Since the cold temperatures can shorten the battery life on your lights, make sure you check them often so your lights work when you need them! In terms of the law, if an officer pulls you to the side for not having a front light that meets guidelines (even if it’s there and just not on), there’s no excuse that can help you.

Ride the Right Bike

If possible, buy a standard bike that’s a single speed. We’d recommend a used or old bike. Bikes with suspension, multiple gears, or that are specialized can get worn down or ruined by the snow, salt, and grit. So getting a bike that you can ride and that can withstand the wear and tear of winter is the best route to go.

Once you find the enjoyment of riding in the winter, plan to commute longer distances and if its in your budget, a fat bike might be an option to consider. Fat bikes have large balloon tires that increased your surface area, giving you a better grip on the ground under you. This makes riding on snow and ice easier and safer.
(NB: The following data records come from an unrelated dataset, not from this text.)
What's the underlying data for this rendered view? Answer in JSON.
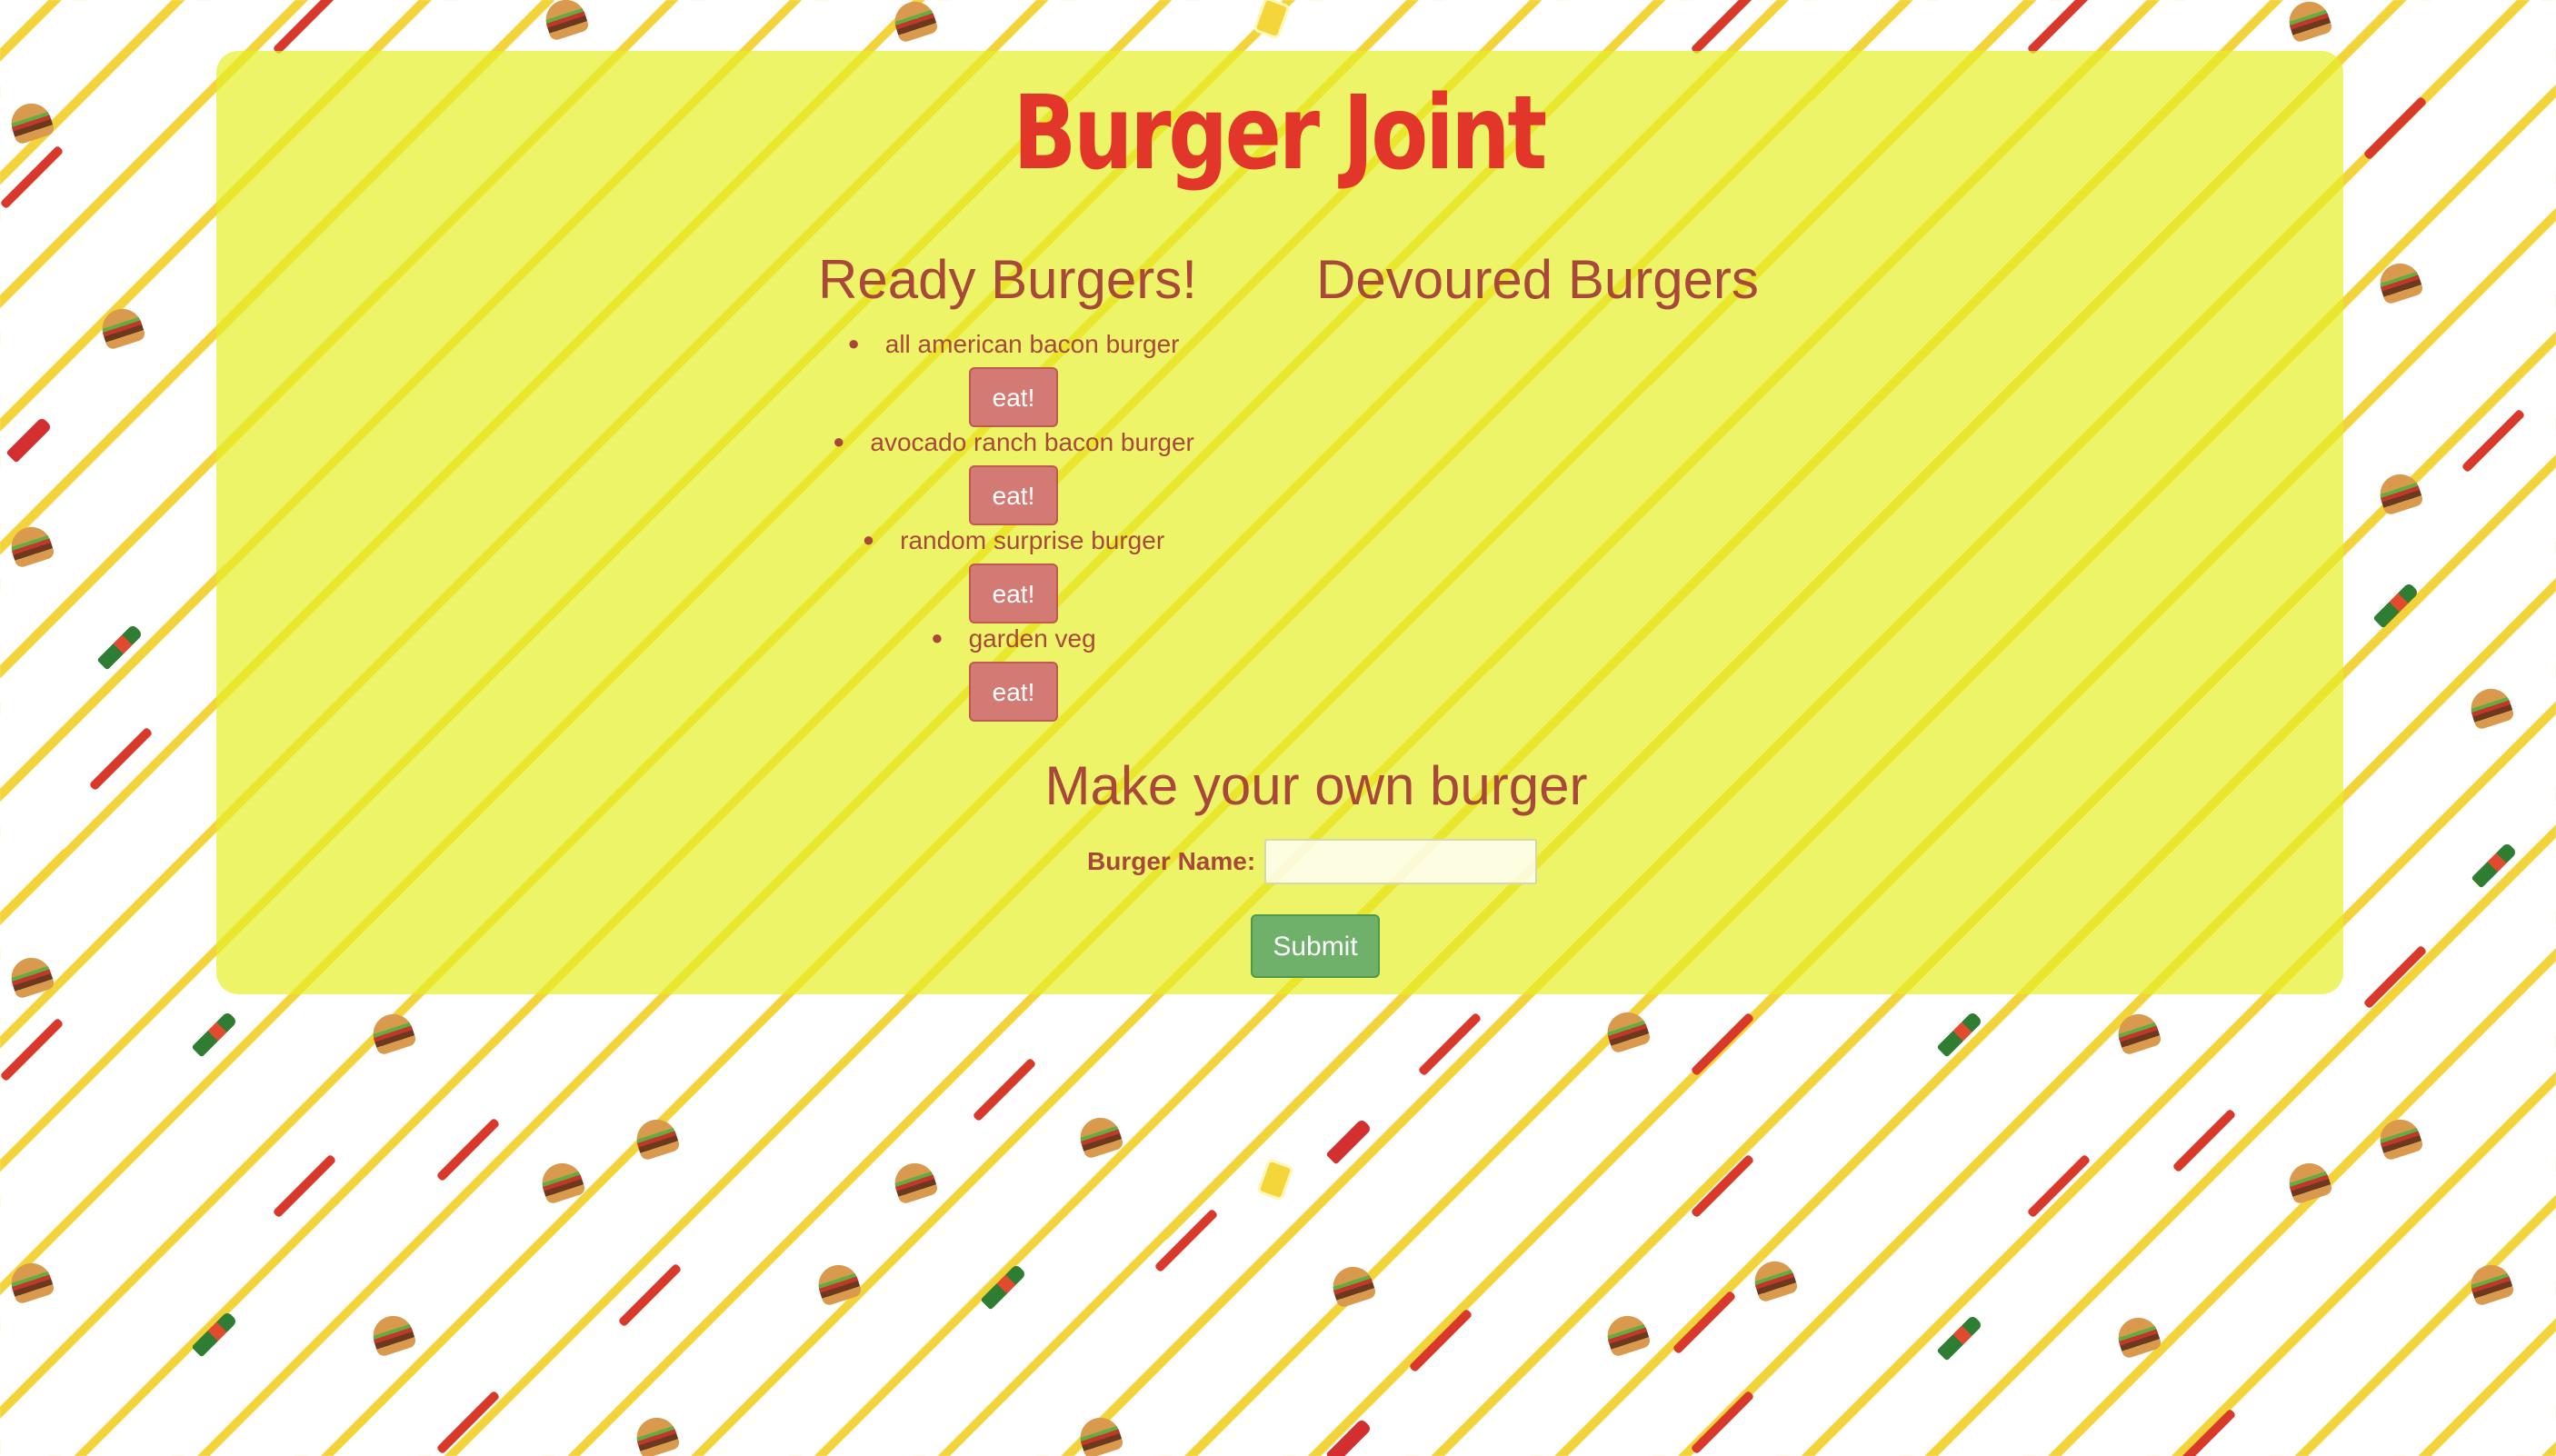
{
  "header": {
    "title": "Burger Joint"
  },
  "ready": {
    "title": "Ready Burgers!",
    "items": [
      {
        "name": "all american bacon burger",
        "button": "eat!"
      },
      {
        "name": "avocado ranch bacon burger",
        "button": "eat!"
      },
      {
        "name": "random surprise burger",
        "button": "eat!"
      },
      {
        "name": "garden veg",
        "button": "eat!"
      }
    ]
  },
  "devoured": {
    "title": "Devoured Burgers",
    "items": []
  },
  "form": {
    "title": "Make your own burger",
    "label": "Burger Name:",
    "value": "",
    "placeholder": "",
    "submit_label": "Submit"
  },
  "colors": {
    "title": "#e3362a",
    "text": "#a8483a",
    "panel": "#e6f028",
    "eat_button": "#d47a74",
    "submit_button": "#6fb16a"
  },
  "background": {
    "icons": [
      "burger-icon",
      "hot-sauce-bottle-icon",
      "ketchup-bottle-icon",
      "mustard-icon",
      "fries-stripe"
    ]
  }
}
To learn if a fat bike is for you, visit your local bike shop.

Drive Defensively

When winter commuting by bike you must always be aware of your surroundings even more than warmer months. General visibility may not  is an issue whrn winter bike riding, but also watch out for slippery surfaces. Also, drivers can be can be more distracted this time of year so drive your defensively. So even thought they’re supposed to watch for you, make sure you keep an eye out for them as well.

Be Aware of the Weather and Be a Smart Biker

Winter means snow, ice, and cold winds. It also means that there is less daylight. Be aware of what options you have if the snow starts coming down heavily, it becomes really icy, or if overall conditions start to worsen. Have an alternate plan in place if biking becomes too dangerous. Plot riding routes that are near bus or train routes or anywhere with public transportation. If conditions get bad then you have another way to get home or to your destination.

Also, don’t make any sudden moves or do tricks with your bike, especially in icy conditions. This means don’t lean into the turns, as an example. Going with the turn decreases the amount of contact the tire has with the road or trail surface.  This is bad because your bike will have less power to stay upright. This might seem like a no brainer, but we have seen plenty of people who break quickly or make quick turns only to wipe out. Doing this in the middle of the street is dangerous and could become fatal.

Why Winter Commute?

Winter bike commuting is not only a great way to ride year-round and keep you in shape, but also it can save you money. Looking at cost, in terms of transportation options, biking is definitely on the low end. By the time you add in all the costs that come with driving a car or public transportation, the costs of using anything besides your own legs as an engine will be greater. Plus, you’ll not only be in shape and ready to go in spring, but you’ll also be regarded as awesome for braving that cold air.

Have fun, be safe, and remember to use your best judgement this winter while riding!